Exercise: Go to the line that includes "Extract the structured" and retype it, then every line after it to the end of the data, adding nothing.
* * *
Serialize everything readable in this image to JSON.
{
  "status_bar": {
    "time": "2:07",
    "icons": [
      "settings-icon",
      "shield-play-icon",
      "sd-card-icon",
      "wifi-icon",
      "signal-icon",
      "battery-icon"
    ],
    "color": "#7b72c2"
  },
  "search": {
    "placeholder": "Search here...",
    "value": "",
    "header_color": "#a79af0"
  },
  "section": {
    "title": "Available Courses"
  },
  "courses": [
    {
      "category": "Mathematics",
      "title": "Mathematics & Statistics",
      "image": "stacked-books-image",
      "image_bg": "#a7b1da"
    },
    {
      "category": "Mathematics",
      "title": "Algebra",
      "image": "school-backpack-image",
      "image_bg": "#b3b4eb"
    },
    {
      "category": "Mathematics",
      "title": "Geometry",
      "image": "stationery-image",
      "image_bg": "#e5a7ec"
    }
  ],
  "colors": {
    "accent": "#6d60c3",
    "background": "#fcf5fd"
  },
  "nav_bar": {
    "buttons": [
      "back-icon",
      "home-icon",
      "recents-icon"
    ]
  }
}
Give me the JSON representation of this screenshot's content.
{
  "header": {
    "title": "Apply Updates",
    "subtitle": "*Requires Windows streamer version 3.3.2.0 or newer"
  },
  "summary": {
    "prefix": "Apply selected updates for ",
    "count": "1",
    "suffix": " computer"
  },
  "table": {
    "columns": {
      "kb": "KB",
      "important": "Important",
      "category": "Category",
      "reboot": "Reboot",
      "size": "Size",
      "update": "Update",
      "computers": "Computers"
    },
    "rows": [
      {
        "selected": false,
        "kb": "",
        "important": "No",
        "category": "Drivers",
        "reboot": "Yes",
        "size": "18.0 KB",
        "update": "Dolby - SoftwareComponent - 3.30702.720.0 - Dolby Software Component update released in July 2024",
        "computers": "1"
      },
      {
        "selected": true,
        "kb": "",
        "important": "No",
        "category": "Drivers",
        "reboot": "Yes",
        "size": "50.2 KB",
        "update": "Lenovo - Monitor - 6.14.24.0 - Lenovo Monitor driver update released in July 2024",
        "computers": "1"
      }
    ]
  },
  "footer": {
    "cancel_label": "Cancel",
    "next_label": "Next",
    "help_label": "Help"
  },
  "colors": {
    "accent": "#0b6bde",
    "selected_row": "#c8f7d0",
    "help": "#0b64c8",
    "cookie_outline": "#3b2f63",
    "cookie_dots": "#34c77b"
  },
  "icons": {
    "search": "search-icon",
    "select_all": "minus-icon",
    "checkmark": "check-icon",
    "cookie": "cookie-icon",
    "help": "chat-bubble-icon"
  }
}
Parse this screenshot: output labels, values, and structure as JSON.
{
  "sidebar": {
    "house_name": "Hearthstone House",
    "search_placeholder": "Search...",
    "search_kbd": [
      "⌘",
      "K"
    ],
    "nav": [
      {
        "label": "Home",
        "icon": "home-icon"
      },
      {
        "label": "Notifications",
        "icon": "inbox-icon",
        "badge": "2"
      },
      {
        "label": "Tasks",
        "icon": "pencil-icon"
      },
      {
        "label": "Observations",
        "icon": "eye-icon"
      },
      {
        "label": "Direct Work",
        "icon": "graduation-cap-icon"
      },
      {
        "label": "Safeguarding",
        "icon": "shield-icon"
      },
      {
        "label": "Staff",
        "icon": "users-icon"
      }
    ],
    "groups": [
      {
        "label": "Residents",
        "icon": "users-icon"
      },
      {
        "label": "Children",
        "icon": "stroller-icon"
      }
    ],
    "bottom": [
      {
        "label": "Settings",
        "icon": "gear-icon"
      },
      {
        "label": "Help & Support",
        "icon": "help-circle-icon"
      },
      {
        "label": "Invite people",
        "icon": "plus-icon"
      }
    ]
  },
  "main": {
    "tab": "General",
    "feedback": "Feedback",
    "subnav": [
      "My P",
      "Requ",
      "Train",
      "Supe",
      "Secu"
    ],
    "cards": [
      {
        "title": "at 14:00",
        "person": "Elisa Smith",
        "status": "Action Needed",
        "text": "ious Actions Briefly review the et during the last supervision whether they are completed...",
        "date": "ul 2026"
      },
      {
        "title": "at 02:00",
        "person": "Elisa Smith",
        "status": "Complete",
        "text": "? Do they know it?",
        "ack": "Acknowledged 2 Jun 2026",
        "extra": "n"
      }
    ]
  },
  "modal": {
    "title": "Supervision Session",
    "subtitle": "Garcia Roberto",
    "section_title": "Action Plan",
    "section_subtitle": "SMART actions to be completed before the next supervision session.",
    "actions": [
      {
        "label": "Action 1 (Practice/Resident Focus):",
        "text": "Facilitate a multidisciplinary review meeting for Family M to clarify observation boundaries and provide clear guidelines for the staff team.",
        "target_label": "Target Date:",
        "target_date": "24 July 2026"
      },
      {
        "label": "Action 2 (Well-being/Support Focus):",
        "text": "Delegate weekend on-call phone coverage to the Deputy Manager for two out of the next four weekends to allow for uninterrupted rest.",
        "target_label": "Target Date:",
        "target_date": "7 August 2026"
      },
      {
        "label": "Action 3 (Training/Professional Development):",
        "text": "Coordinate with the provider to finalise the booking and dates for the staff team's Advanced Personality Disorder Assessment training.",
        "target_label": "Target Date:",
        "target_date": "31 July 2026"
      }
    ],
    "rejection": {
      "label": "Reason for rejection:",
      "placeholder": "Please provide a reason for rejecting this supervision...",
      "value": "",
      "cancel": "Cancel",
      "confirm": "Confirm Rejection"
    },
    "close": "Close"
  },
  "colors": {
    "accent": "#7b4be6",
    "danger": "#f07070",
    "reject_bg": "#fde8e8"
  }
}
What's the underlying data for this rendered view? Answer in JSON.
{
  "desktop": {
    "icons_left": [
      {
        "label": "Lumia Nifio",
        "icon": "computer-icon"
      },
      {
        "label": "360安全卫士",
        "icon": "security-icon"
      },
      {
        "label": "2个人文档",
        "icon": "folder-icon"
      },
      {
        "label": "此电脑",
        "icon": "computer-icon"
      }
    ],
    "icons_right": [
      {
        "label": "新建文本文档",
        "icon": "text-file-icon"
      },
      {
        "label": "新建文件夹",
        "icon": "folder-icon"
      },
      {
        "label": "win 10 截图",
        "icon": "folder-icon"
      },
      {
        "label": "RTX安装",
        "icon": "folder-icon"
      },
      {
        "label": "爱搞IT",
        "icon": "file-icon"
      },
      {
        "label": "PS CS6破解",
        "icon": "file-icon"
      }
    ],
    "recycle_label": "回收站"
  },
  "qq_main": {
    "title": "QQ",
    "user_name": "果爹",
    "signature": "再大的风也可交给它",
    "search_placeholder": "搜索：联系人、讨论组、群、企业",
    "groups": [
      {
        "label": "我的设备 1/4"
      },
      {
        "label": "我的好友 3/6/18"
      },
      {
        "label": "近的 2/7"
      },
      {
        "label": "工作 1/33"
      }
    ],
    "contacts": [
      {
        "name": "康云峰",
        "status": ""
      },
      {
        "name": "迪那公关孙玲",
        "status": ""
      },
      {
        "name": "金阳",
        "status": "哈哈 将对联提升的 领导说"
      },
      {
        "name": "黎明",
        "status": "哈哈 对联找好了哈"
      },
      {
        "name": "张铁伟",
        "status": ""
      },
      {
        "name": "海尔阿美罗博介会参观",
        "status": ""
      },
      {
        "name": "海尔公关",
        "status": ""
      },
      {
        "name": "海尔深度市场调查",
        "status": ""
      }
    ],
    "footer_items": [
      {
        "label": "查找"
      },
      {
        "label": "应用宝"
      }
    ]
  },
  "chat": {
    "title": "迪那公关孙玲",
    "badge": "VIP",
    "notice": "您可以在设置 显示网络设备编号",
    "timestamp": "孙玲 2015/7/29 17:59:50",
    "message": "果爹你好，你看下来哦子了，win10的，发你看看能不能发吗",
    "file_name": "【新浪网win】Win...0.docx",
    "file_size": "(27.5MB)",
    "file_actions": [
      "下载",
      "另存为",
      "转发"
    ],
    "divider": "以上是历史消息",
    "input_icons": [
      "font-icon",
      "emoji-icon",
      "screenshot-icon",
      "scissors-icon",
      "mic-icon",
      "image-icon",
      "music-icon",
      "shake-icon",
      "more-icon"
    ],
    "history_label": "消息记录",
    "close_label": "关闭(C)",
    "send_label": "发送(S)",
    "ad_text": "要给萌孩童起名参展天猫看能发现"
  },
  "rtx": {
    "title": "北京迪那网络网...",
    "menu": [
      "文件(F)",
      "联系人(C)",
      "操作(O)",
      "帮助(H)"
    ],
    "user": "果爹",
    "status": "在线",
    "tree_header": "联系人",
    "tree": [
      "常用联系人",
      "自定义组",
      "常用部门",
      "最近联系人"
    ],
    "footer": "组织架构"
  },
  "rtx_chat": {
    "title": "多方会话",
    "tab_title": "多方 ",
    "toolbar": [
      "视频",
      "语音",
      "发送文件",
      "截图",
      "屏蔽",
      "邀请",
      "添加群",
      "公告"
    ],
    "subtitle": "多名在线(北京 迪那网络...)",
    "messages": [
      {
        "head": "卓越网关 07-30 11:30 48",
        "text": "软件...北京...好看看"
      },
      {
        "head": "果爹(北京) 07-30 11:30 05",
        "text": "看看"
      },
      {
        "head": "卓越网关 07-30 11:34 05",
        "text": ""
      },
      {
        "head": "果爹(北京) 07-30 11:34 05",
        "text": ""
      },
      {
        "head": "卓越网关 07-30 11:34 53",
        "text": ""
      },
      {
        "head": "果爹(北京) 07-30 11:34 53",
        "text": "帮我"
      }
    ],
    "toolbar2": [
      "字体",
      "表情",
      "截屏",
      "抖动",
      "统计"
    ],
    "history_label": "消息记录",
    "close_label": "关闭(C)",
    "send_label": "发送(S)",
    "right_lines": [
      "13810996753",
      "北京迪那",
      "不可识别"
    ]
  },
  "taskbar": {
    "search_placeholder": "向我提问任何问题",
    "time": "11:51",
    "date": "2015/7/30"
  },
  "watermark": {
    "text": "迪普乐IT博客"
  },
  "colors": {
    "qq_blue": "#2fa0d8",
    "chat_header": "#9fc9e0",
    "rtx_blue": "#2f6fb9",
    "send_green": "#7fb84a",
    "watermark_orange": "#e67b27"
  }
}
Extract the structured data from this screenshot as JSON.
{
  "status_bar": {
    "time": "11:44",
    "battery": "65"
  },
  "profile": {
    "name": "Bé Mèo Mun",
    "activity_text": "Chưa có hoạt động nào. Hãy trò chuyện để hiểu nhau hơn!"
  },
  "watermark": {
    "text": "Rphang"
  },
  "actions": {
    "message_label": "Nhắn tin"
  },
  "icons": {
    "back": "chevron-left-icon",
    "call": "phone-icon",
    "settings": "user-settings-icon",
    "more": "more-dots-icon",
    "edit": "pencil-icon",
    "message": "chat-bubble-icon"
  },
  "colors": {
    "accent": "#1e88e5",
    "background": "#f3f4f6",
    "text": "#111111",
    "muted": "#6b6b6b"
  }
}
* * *
Task response:
Extract the structured data from this screenshot as JSON.
{
  "status_bar": {
    "time": "11:44",
    "battery": "65"
  },
  "profile": {
    "name": "Bé Mèo Mun",
    "activity_text": "Chưa có hoạt động nào. Hãy trò chuyện để hiểu nhau hơn!"
  },
  "watermark": {
    "text": "Rphang"
  },
  "actions": {
    "message_label": "Nhắn tin"
  },
  "icons": {
    "back": "chevron-left-icon",
    "call": "phone-icon",
    "settings": "user-settings-icon",
    "more": "more-dots-icon",
    "edit": "pencil-icon",
    "message": "chat-bubble-icon"
  },
  "colors": {
    "accent": "#1e88e5",
    "background": "#f3f4f6",
    "text": "#111111",
    "muted": "#6b6b6b"
  }
}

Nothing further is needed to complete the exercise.